SLOW BULLETS examines the philosophical, technological, and social issues of memory

The reviews for Alastair Reynolds’ enjoyable SLOW BULLETS keep rolling in.


The war crime is perpetrated at the conflict’s end: Scur grimly reports her own capture and subsequent torture by a group of renegade soldiers, led by the infamous war criminal Orvin. Though the details evoke a rape, the instrument of Scur’s torment is technological: the slow bullets that give the novella its name.

Readers unfamiliar with the larger body of the Reynolds’s work — a dozen novels and an impressive number of short stories, novellas, and collections — may be startled by the prose, which is disarmingly clinical, punctuated by instances of visceral phrasing. Some readers may find themselves thrown off balance by the juxtaposition of beauty and ugliness — or by the abrupt shift in circumstances that immediately follows: Scur awakens on an apparently derelict ship, surrounded by feuding soldiers from both sides of the conflict, and with no memory of how she came to be there. Readers familiar with Reynolds’s work, however, will know that these two threads must be intertwined. Reynolds is practiced in tying together apparently unrelated elements, and by the end of the story, the text irrevocably links bullet and poet.


Slow Bullets, however, marks a development in Reynolds’s writing. As a storyteller, we see him experimenting with both the form and manner of narrative. We come to understand that the text’s “flaws” (that it is often repetitive and sometimes obtuse) are deliberate artifacts of its narration, a glimpse into the inner workings of Scur’s mind and motivations. As a writer, we see a more overtly thoughtful work examining the philosophical, technological, and social issues of memory.


Like so much of Reynolds’s other writing, the message of Slow Bullets is ultimately ambivalent. Although Reynolds excels at weaving different threads together, his knots are convoluted, difficult things. Again, were this an “old” space opera, Scur’s exploits in unifying the crew and forging a tentative peace would be heroic. Instead, a twist or two at the end reminds the reader that Reynolds is too pragmatic to write anything so unequivocal.Slow Bullets is a story of revenge and redemption, high-tech problems and low-tech solutions, and the preservation of memory through surrendering the past — the failure to forgive but the possibility to forget.


Scur’s bête noir, the war criminal Orvin, was doing that to his victims for entertainment by the end of the conflict; and since she’s been a victim of it, you can guess that her revenge will be some variant on it when the chance comes. Nevertheless, what actually happens is unexpected, and ties together the various narrative threads of the book. Watchers of Gene Roddenberry’s Andromeda may find the ending less surprising, perhaps, but it’s none the worse for that. SLOW BULLETS has many fewer pages and a much less convoluted plot than Poseidon’s Wake, but it would be a mistake to dismiss it for those reasons – in its own way it’s an equally enjoyable read.

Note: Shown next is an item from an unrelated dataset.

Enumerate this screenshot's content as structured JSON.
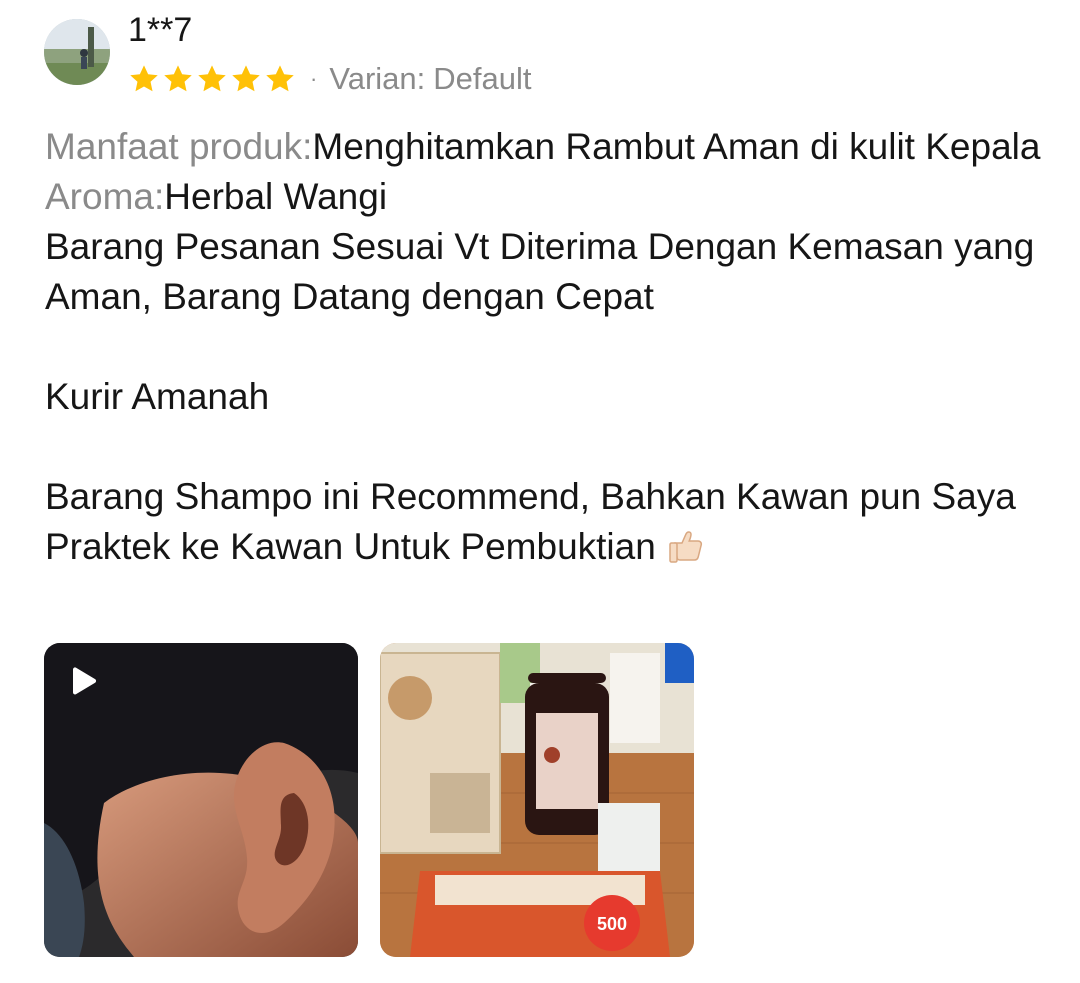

This being a novella instead of the usual time spent building up his world, Reynolds pretty much throws the reader right into things so it takes a little while to get into the story, but once you do, it’s a good read.  The title refers to implants given to soldiers that contain their life histories, and as the ship fails and computer memory becomes precious, the characters must decide if they’ll hold onto their past or look to the future.  

Rating: 8/10

For more info about SLOW BULLETS, visit the Tachyon page.

Cover art by Thomas Canty

Design by Elizabeth Story